While reading #15921 (r-assign) and #16670 (reverse pattern matching order) I felt a certain commonality to these and #15799 (pipeline) and I thought maybe there's currently a narrow window of opportunity to adopt an overarching and harmonious syntax for all of these "rightward" operations, rather than ad-hoc syntax for each.
I am not suggesting that all of the operators below should be adopted, or implemented at once, or exactly as-is; rather the idea is that the proposals linked above surrounding righward-ness could share elements in order to make them easy to distinguish from previous/existing syntax.
So here go the (wild) ideas:
expr =|> var is equivalent to
var = expr, also allow
rescue =|> err for consistency.
rightward destructuring assignment / pattern match:
expr ~|> pattern is equivalent to
expr in pattern, just more natural when doing assignment without a pattern match (i.e. no possibiilty of NoMatchingPatternError). And maybe could be allowed as expression/condition?
pipe to first argument of right-side method:
expr |> foo(1) is equivalent to
pipe to last argument of right-side method:
expr |>> foo(1) is equivalent to
pipe hash to keyword arguments of right-side method:
expr **|> foo(1) is equivalent to
foo(1,**expr), ok, I know, crazy idea :-)
Updated by shevegen (Robert A. Heiler) 4 months ago
It's an interesting idea. I am not sure if I can easily adjust to the syntax,
but this may be best to just ask matz directly (I think he suggested the
pipeline operator, and streem kind of also taps into that whole handling of
data idea too, so I just think it is best to ask matz what he thinks about it).
One slight concern is that there is a lot of syntax though, and some of

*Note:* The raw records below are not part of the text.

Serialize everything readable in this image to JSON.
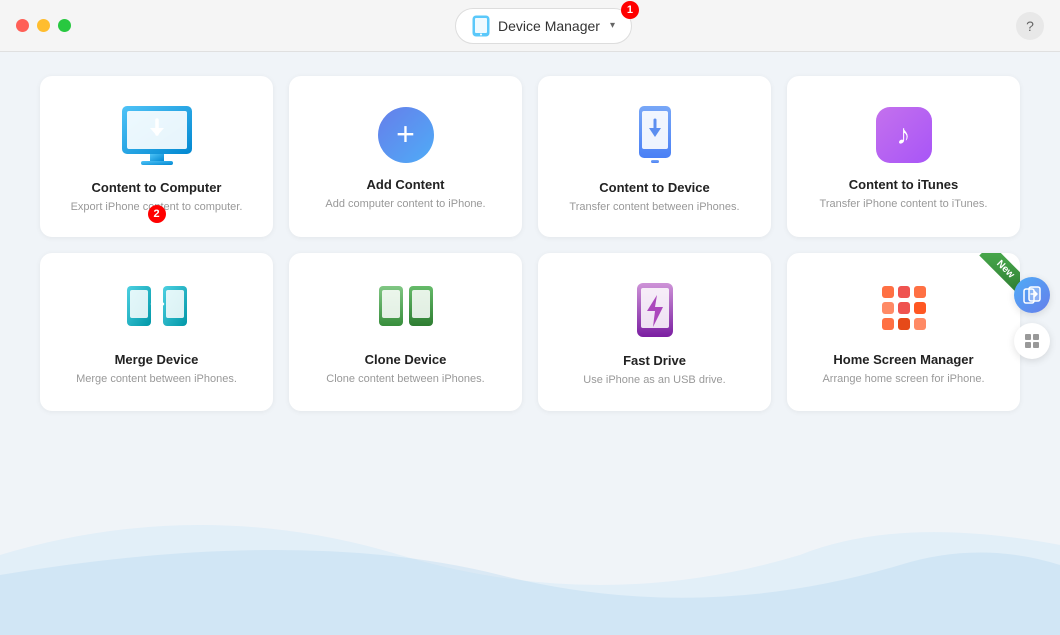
{
  "titlebar": {
    "app_name": "Device Manager",
    "chevron": "▾",
    "help": "?",
    "badge": "1",
    "badge2": "2"
  },
  "cards": [
    {
      "id": "content-to-computer",
      "title": "Content to Computer",
      "desc": "Export iPhone content to computer.",
      "badge": "2"
    },
    {
      "id": "add-content",
      "title": "Add Content",
      "desc": "Add computer content to iPhone."
    },
    {
      "id": "content-to-device",
      "title": "Content to Device",
      "desc": "Transfer content between iPhones."
    },
    {
      "id": "content-to-itunes",
      "title": "Content to iTunes",
      "desc": "Transfer iPhone content to iTunes."
    },
    {
      "id": "merge-device",
      "title": "Merge Device",
      "desc": "Merge content between iPhones."
    },
    {
      "id": "clone-device",
      "title": "Clone Device",
      "desc": "Clone content between iPhones."
    },
    {
      "id": "fast-drive",
      "title": "Fast Drive",
      "desc": "Use iPhone as an USB drive."
    },
    {
      "id": "home-screen-manager",
      "title": "Home Screen Manager",
      "desc": "Arrange home screen for iPhone.",
      "is_new": true
    }
  ],
  "sidebar": {
    "transfer_icon": "📦",
    "grid_icon": "⊞"
  }
}
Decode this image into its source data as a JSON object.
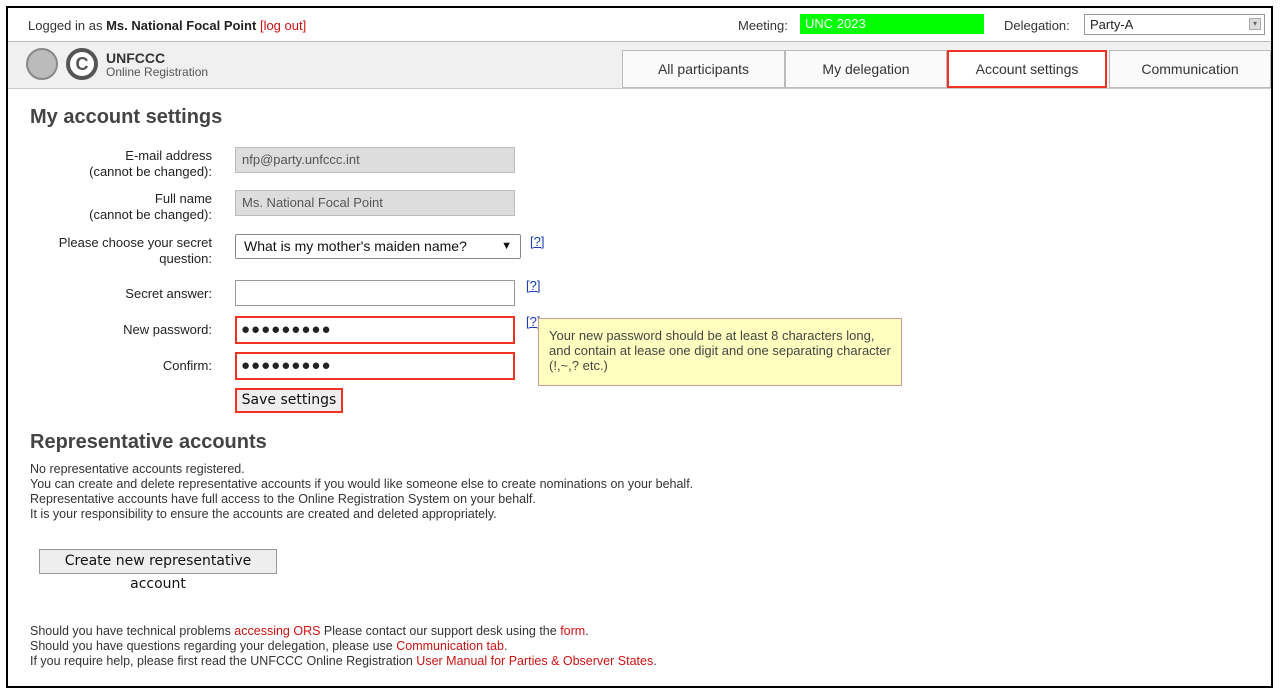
{
  "topbar": {
    "logged_in_prefix": "Logged in as",
    "user_name": "Ms. National Focal Point",
    "logout_label": "[log out]",
    "meeting_label": "Meeting:",
    "meeting_value": "UNC 2023",
    "delegation_label": "Delegation:",
    "delegation_value": "Party-A"
  },
  "brand": {
    "title": "UNFCCC",
    "subtitle": "Online Registration"
  },
  "tabs": [
    {
      "label": "All participants"
    },
    {
      "label": "My delegation"
    },
    {
      "label": "Account settings",
      "active": true
    },
    {
      "label": "Communication"
    }
  ],
  "settings": {
    "heading": "My account settings",
    "email_label_1": "E-mail address",
    "email_label_2": "(cannot be changed):",
    "email_value": "nfp@party.unfccc.int",
    "name_label_1": "Full name",
    "name_label_2": "(cannot be changed):",
    "name_value": "Ms. National Focal Point",
    "question_label_1": "Please choose your secret",
    "question_label_2": "question:",
    "question_value": "What is my mother's maiden name?",
    "answer_label": "Secret answer:",
    "new_password_label": "New password:",
    "new_password_value": "●●●●●●●●●",
    "confirm_label": "Confirm:",
    "confirm_value": "●●●●●●●●●",
    "help_label": "[?]",
    "tooltip": "Your new password should be at least 8 characters long, and contain at lease one digit and one separating character (!,~,? etc.)",
    "save_label": "Save settings"
  },
  "representative": {
    "heading": "Representative accounts",
    "lines": [
      "No representative accounts registered.",
      "You can create and delete representative accounts if you would like someone else to create nominations on your behalf.",
      "Representative accounts have full access to the Online Registration System on your behalf.",
      "It is your responsibility to ensure the accounts are created and deleted appropriately."
    ],
    "create_label": "Create new representative account"
  },
  "footer": {
    "l1_a": "Should you have technical problems ",
    "l1_link": "accessing ORS",
    "l1_b": " Please contact our support desk using the ",
    "l1_link2": "form",
    "l1_c": ".",
    "l2_a": "Should you have questions regarding your delegation, please use ",
    "l2_link": "Communication tab",
    "l2_b": ".",
    "l3_a": "If you require help, please first read the UNFCCC Online Registration ",
    "l3_link": "User Manual for Parties & Observer States",
    "l3_b": "."
  },
  "colors": {
    "accent_red": "#e32",
    "meeting_bg": "#00ff00",
    "link": "#c11",
    "help_link": "#1a3bb3",
    "tooltip_bg": "#ffffc0"
  }
}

the syntax is a bit hard to read/see - in particular that weird **|> - that
is almost like an ASCII game, like the old animated moon-buggy if anyone
remembers that "game". :-)
Syntax expression should be considered too, in my opinion (remember
the old perl-inspired variables, which made it difficult to read some of
the perl code and intent behind it, such as e. g. $& $: $. $- $^ ... ok
I made a few up, but you get the idea).